One of the things I help my clients to consider, especially if they are very ill, is that they are contributing the possibility of healing and wellness to the collective body of humanity by pursuing their own wellness.  Similarly, when we received our blessings and welcome to Maui from Aloha ambassadors Lei’ohu Ryder and Maydeen Iao, Bren asked Lei’ohu what was “the best way we could make a contribution to everyone here?”.  Her answer was “even your breath is a contribution!”  

The core question of how to live in prosperity according to the Gene Keys Golden Path is “How do I best serve the Whole?”  The simplest principle of creating prosperity is to dedicate one’s personal initiative and growth to the well being of the community of life.  Applying the same holistic logic to my own personal healing process I came to a radical realization: it is inevitable that some of my efforts to relax my personal body and create ease in my life MUST have a socially perceptible impact on my neighborhood. In order for a more complete, healthy physical relaxation and easier breathing to be possible in my own body and everyone else’s, some of my efforts must contribute to relaxing the constricted energy in the community I live in. 

So here is the radical, tiny change we are proposing that could tip the scales in favor of everyone breathing easier, feeling safer and more appreciated in our communities.  We are looking for likeminded people from all economic strata, (starting with our own economic status) to be willing to risk disregarding collective standards of behavior.  If Bren and me can succeed in placing a luxuriously appointed yet affordable (to us) tiny home in a willing landowner’s spacious back yard, it might tip the scales toward creative ways of easing a chronic worldwide problem of lack of diversity and sustainability in neighborhoods.  

Our proposal is this: we ease up one tiny corner of the lack of housing constriction in our community by placing an entirely self-contained, off-the-grid, beautifully appointed tiny home on wheels in an existing neighborhood.

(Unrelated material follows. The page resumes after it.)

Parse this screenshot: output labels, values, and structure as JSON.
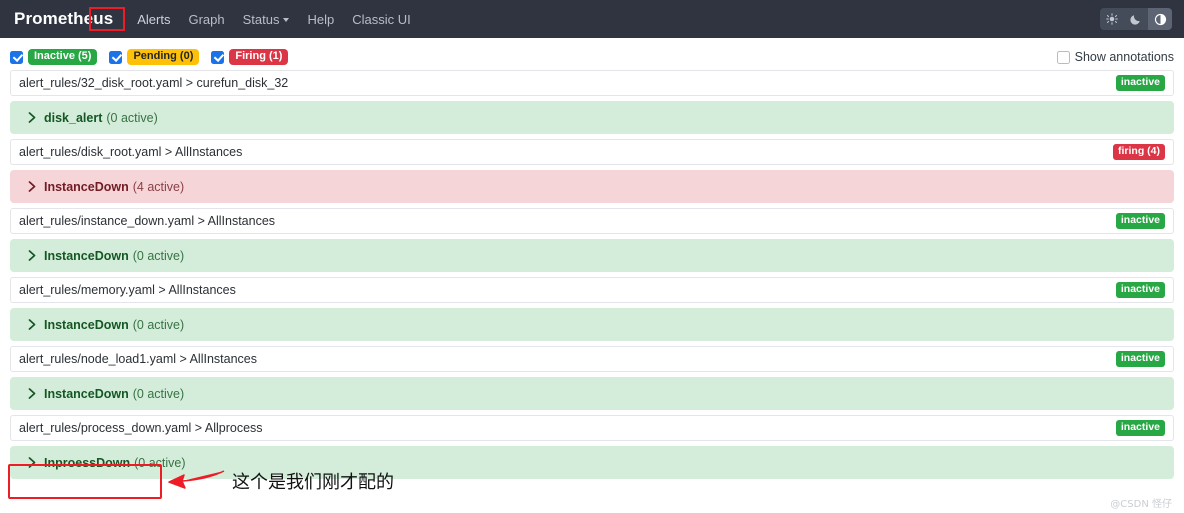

We want to enhance someone’s property.  Preferably someone who also wants to live here permanently and contribute to the well being of everyone on the island by showing how diverse living styles can co-exist.  

Once we find a place that feels relatively stable we can begin to experiment with the sustainable technologies that can make Island life more self sufficient without sacrificing the level of beauty and comfort that each individual person needs.

If we can inspire a few people in our general economic strata to secure homes by showing them how we did this, we can begin to change the way everyone thinks about diversity in housing.  If we can show that the lifestyle we are creating uses less resources and contributes more luxury, more beauty, food, water and goodwill in the community for all economic lifestyles, we will have created a HUGE change out of a tiny one.